§ **What you need to do**: Go over the data and keep only the lines that include "true".
# # # # #
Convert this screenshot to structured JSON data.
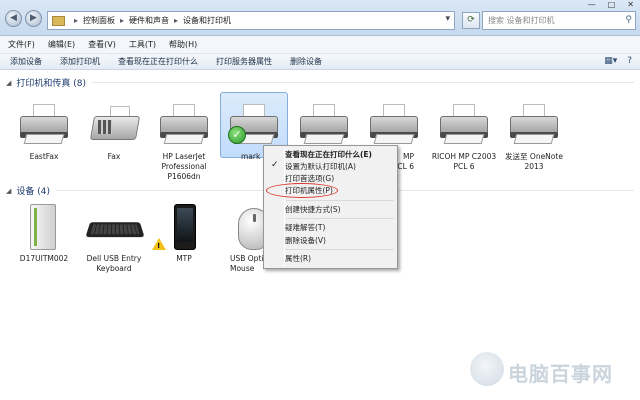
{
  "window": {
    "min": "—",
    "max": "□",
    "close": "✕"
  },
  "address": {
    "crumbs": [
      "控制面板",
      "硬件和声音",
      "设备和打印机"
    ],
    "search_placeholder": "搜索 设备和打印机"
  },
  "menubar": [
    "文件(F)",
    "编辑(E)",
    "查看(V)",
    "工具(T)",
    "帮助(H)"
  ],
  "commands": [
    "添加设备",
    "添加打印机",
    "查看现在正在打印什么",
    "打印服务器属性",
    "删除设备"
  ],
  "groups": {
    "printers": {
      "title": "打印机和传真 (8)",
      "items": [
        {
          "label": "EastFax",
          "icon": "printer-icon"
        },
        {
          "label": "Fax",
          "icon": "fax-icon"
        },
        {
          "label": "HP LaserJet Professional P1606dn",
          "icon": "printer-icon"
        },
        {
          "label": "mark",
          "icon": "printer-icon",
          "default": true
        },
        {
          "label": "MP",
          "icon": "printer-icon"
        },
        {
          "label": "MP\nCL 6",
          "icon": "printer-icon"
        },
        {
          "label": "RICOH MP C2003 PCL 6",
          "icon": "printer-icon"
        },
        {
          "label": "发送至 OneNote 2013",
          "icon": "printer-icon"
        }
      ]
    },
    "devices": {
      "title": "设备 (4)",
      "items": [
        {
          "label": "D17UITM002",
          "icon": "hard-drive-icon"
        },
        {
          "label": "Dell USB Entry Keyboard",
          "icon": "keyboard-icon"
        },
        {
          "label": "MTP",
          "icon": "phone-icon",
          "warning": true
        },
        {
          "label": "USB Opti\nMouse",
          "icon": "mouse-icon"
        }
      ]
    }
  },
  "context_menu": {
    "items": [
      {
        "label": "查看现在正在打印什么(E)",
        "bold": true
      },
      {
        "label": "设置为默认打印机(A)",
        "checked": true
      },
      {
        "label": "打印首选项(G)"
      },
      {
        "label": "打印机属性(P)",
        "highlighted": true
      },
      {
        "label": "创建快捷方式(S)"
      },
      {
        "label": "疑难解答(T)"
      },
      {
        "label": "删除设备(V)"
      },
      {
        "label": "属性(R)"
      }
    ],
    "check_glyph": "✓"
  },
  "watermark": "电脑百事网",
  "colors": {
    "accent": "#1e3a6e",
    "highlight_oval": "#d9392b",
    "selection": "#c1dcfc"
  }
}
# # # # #
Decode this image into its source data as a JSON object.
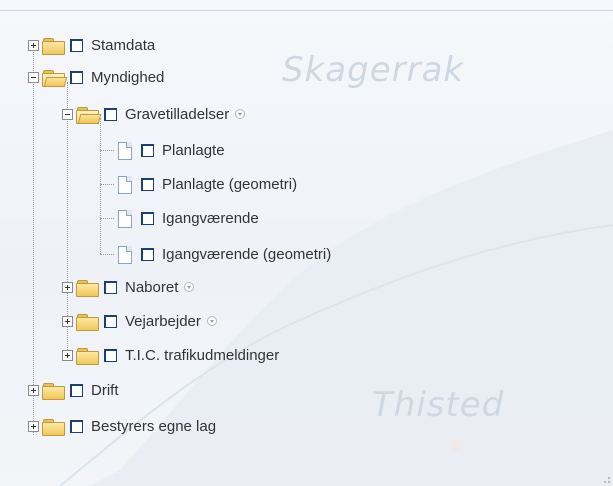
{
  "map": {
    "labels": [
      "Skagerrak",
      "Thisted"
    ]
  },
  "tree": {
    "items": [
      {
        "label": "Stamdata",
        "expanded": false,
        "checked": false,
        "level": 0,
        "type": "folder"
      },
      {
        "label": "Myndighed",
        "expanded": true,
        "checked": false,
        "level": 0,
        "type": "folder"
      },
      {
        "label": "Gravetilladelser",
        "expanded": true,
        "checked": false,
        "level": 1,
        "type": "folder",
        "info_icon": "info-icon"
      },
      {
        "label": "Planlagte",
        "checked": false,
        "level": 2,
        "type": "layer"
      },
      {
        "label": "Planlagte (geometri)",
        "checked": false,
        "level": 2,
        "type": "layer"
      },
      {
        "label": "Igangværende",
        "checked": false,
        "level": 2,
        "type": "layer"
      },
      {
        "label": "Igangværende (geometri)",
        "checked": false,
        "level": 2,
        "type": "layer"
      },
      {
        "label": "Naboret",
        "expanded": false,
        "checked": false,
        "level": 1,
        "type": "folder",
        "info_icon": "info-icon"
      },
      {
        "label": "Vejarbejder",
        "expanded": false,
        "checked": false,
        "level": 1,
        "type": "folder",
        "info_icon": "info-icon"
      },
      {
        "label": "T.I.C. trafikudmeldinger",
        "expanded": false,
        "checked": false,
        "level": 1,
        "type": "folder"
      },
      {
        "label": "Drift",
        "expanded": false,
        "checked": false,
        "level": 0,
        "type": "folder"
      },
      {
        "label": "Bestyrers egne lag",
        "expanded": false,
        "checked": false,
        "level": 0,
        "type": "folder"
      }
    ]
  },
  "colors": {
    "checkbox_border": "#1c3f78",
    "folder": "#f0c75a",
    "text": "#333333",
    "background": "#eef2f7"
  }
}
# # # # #
§ **Written solution**:
          "default": true
          "warning": true
        "bold": true
        "checked": true
        "highlighted": true
        "expanded": true,
        "expanded": true,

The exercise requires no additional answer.